══ The records ══
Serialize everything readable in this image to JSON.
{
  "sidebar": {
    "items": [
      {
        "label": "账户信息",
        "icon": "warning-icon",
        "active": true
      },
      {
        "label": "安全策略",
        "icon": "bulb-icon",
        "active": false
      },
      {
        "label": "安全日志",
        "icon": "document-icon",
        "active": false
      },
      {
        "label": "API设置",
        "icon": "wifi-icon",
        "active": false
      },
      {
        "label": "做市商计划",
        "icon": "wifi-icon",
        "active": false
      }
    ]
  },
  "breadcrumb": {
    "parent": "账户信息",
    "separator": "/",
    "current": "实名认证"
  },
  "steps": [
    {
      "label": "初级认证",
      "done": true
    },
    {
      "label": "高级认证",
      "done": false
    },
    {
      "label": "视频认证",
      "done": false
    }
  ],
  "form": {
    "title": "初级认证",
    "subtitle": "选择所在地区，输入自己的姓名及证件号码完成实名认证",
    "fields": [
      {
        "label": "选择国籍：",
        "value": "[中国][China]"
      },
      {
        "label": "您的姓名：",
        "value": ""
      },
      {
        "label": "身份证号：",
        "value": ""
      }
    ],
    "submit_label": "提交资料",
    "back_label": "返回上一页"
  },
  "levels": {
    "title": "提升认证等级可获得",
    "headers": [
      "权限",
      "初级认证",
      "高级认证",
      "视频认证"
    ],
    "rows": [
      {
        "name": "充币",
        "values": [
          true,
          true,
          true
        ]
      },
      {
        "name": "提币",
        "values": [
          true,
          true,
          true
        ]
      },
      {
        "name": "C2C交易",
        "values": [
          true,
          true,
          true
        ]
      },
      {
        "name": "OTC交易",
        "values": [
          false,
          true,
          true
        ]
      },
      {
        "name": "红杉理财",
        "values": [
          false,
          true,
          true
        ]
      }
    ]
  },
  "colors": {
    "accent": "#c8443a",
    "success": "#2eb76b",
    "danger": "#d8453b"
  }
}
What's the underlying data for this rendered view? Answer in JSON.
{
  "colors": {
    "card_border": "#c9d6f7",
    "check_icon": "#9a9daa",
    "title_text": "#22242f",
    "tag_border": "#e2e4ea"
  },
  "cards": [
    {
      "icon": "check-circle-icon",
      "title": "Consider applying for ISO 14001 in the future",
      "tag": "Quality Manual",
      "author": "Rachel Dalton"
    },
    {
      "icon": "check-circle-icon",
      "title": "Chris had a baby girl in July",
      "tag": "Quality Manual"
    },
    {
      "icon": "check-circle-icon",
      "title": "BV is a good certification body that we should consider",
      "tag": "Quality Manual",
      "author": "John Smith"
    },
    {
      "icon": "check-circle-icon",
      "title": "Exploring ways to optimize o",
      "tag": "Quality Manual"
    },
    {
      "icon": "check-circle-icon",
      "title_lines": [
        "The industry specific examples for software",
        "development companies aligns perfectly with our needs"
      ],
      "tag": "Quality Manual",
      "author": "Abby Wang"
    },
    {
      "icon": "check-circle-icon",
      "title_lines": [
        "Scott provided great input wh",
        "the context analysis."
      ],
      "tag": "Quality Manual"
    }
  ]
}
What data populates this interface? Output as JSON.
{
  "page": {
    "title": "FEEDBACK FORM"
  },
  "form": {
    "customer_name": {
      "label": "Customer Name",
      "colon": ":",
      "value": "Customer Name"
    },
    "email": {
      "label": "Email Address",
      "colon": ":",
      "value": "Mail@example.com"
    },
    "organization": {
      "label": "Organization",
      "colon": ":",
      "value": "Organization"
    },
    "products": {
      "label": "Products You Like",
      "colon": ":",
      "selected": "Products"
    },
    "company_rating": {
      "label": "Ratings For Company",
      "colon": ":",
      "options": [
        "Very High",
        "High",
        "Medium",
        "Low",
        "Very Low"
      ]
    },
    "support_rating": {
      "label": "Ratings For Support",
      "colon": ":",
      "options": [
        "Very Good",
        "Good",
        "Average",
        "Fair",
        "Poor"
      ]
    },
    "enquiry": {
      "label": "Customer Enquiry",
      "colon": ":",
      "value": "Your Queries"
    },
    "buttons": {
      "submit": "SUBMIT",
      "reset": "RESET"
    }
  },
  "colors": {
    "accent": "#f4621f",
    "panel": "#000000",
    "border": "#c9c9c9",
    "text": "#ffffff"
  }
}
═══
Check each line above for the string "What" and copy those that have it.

• _Reply_
What's the underlying data for this rendered view? Answer in JSON.
What data populates this interface? Output as JSON.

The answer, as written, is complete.